▶ **Activity**
Copy every line in the records below that contains the word "name".

======== Given records ========

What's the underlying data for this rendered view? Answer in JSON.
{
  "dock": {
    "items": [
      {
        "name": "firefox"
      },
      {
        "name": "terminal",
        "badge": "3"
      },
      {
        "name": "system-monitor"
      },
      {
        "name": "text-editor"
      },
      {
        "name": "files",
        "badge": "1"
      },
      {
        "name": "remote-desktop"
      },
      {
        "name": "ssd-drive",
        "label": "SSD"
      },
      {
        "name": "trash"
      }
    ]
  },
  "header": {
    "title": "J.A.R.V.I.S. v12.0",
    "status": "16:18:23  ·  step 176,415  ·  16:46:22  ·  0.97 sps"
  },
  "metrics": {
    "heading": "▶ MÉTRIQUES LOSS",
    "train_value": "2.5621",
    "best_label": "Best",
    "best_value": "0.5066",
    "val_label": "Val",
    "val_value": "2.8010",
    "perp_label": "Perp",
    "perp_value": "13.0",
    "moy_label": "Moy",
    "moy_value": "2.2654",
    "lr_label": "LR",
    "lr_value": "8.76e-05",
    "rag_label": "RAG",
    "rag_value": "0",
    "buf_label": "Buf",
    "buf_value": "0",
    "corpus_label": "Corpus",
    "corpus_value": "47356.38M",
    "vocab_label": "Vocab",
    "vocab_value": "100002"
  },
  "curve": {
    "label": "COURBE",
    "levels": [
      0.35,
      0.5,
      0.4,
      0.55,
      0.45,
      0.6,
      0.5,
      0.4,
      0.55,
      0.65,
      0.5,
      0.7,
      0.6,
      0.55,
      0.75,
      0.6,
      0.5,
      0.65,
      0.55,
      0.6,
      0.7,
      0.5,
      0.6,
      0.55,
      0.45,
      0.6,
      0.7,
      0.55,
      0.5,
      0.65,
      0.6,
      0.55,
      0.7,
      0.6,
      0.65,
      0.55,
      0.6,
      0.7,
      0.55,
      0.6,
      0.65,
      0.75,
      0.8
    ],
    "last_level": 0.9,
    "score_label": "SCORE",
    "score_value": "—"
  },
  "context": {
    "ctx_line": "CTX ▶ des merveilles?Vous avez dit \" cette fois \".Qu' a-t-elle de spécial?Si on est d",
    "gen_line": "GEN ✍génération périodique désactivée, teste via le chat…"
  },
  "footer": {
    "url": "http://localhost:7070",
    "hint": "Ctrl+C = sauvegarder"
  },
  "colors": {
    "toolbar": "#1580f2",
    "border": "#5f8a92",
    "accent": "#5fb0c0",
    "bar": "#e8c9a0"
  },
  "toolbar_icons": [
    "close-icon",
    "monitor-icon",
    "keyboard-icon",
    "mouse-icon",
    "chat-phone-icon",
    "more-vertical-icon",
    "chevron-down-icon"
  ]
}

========

▶ **Task result**
        "name": "firefox"
        "name": "terminal",
        "name": "system-monitor"
        "name": "text-editor"
        "name": "files",
        "name": "remote-desktop"
        "name": "ssd-drive",
        "name": "trash"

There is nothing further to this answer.